Supplied material:
--------------------------------------------------

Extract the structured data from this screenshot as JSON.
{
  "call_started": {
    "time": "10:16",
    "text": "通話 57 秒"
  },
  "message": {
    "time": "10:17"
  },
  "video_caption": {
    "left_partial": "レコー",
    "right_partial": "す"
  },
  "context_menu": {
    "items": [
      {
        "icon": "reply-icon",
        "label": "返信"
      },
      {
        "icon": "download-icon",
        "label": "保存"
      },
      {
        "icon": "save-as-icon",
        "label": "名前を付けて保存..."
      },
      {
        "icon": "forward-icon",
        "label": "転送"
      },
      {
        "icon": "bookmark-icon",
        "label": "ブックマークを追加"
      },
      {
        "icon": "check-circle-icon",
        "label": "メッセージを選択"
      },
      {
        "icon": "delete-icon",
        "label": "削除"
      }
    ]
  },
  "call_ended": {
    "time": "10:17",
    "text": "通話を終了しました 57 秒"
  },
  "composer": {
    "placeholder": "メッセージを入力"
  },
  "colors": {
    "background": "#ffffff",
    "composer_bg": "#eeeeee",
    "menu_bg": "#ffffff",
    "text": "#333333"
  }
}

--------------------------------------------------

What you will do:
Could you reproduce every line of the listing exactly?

Written answer:
Extract the structured data from this screenshot as JSON.
{
  "call_started": {
    "time": "10:16",
    "text": "通話 57 秒"
  },
  "message": {
    "time": "10:17"
  },
  "video_caption": {
    "left_partial": "レコー",
    "right_partial": "す"
  },
  "context_menu": {
    "items": [
      {
        "icon": "reply-icon",
        "label": "返信"
      },
      {
        "icon": "download-icon",
        "label": "保存"
      },
      {
        "icon": "save-as-icon",
        "label": "名前を付けて保存..."
      },
      {
        "icon": "forward-icon",
        "label": "転送"
      },
      {
        "icon": "bookmark-icon",
        "label": "ブックマークを追加"
      },
      {
        "icon": "check-circle-icon",
        "label": "メッセージを選択"
      },
      {
        "icon": "delete-icon",
        "label": "削除"
      }
    ]
  },
  "call_ended": {
    "time": "10:17",
    "text": "通話を終了しました 57 秒"
  },
  "composer": {
    "placeholder": "メッセージを入力"
  },
  "colors": {
    "background": "#ffffff",
    "composer_bg": "#eeeeee",
    "menu_bg": "#ffffff",
    "text": "#333333"
  }
}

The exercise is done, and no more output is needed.